Goodness

We are our children’s first experience with the world. I hope my children learn that the world is soft and warm and safe through their early interactions with me. I hope my children remember life giving words and hands-on playtime as their foundational beginnings. But am I displaying the goodness of the Lord to my children? When describing me to the world, would they say that their mama is good?

Google defines “good” as: “(adjective)to be desired or approved of, having the qualities required for a particular role. (Noun) That which is morally right, righteousness; benefit or advantage to someone or something.” As Christians, we know that only God is truly good, but as we grow in sanctification we should develop and display His goodness to those around us. Specifically in motherhood, we are the image of “woman”, “wife”, and “mother” that our children see. We are the example for their little minds. Are we living as “good women”, “good wives”, and “good mothers”?

We are able to model for our children what it means to be good women. In Genesis 1 we see the creation of woman, “So God created man in His own image, in the image of God He created him; male and female He created them… And God saw everything He had made, and behold, it was very good.” (v. 27, 31) God has created us in His image and He has called us good.
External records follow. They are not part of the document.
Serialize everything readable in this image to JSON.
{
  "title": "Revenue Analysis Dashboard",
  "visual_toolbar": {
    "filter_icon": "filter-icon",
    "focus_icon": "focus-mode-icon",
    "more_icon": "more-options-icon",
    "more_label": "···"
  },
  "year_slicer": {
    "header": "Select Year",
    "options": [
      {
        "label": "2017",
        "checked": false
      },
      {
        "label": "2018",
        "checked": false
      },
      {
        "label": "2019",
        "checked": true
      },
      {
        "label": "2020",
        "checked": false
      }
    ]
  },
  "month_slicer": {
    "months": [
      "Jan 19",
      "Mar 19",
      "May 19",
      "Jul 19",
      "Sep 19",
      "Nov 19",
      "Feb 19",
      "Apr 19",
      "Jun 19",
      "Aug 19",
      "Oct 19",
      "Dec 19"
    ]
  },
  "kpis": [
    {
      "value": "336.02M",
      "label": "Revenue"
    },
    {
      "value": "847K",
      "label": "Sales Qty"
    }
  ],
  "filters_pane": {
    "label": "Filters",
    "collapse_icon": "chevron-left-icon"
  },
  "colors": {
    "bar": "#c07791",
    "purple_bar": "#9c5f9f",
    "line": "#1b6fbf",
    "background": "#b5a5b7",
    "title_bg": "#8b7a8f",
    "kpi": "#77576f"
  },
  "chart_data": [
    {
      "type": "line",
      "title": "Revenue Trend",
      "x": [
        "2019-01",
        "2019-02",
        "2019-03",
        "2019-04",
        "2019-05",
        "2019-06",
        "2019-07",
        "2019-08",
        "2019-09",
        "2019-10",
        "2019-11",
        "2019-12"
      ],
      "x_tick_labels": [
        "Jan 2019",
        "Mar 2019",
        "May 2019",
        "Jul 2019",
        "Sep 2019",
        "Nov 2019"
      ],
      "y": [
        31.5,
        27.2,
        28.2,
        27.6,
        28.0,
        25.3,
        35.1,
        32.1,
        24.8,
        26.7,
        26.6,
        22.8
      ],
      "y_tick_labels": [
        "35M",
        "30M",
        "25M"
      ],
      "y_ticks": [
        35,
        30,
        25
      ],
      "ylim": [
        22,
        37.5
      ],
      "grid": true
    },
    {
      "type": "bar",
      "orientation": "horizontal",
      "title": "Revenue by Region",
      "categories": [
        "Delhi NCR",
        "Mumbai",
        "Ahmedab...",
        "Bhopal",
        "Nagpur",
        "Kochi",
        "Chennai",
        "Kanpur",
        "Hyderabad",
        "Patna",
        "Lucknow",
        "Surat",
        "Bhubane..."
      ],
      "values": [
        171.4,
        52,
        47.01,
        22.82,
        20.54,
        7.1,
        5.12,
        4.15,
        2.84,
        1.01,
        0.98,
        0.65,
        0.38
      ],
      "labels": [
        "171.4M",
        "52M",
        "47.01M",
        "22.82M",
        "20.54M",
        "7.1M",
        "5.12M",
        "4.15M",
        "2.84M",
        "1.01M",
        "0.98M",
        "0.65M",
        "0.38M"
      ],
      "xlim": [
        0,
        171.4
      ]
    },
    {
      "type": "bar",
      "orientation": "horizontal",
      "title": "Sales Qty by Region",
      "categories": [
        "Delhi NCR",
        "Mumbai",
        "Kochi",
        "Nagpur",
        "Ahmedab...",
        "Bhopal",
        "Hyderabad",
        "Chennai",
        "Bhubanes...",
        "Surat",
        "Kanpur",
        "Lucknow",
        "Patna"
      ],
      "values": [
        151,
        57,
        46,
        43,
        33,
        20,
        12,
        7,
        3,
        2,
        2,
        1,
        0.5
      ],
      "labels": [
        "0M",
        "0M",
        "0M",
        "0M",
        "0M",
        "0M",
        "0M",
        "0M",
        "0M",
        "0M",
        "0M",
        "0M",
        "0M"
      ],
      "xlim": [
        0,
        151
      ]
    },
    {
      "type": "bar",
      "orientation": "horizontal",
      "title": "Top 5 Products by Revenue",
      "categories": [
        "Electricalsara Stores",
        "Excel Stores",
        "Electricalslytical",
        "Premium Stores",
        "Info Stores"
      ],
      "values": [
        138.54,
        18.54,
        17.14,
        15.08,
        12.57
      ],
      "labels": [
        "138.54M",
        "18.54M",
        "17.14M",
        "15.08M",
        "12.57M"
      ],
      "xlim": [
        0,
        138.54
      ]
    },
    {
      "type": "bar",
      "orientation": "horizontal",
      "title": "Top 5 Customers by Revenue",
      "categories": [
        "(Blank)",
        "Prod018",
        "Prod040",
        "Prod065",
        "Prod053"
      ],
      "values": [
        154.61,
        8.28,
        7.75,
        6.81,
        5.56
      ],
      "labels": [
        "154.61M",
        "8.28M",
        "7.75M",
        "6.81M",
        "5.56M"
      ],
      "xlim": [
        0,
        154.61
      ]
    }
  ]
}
We are able to claim and live this truth boldly. We have been made righteous through the blood of Jesus and He promises us, “If you abide in my word, you are truly my disciples, and you will know the truth, and the truth will set you free… So if the Son sets you free, you will be free indeed” (John 8:31-32, 36). We are “desired” and “approved of” because God says it is so. We model to our children what it means to be good women by trusting God’s Word and abiding in it.

We are able to model for our children what it means to be good wives. We are given the example of Sarah in how a godly wife should act, “For this is how the holy women who hoped in God used to adorn themselves, by submitting to their own husbands, as Sarah obeyed Abraham, calling him lord. And you are her children, if you do good and do not fear anything that is frightening” (1 Peter 3:5-6). God has designed humanity and marriage to image Him and His relationship to His Church. He has provided women with the high calling of helper and throughout the New Testament reminds us that obedience to God creates imperishable beauty (1 Peter 3:4). So we honor our husbands because God has placed them as the head of the household. God has created good order and when we follow His direction for marriage we model to our children not only what it means to be good wives, but also the marriage of the Lamb and His bride, the Church. 

We are able to model for our children what it means to be good mothers. This has been an area of great conviction for me. What do my boys see as “normal” motherhood? What will their expectations be when looking for the mother of their children? Do I exemplify goodness as “having the qualities required for a particular role”, specifically the role of mother? Paul encourages women, “Train the young women to love their husbands and children, to be self-controlled, pure, working at home, kind, and submissive to their own husbands, that the word of God may not be reviled” (Titus 2:4-5). As a mother do my boys see me as loving, self-controlled, pure, hardworking, kind, and respectful? Am I modeling the kind of motherhood I want my boys to seek for their children? How would I respond to my style of mothering over my grandchildren? I hope to model for my boys what it means to be a good mother, but it is an area of progressive sanctification. 

We are image-bearers of the Most High King. He created us and called us good. Through the sacrifice of Jesus we are made righteous and redeemed to goodness. Let us abide in Christ to grow in goodness and model it as women, wives, and mothers to our children. Let our children know what goodness is by the example we set and let us continually point them back to God, who is Himself goodness. 

Leave a Reply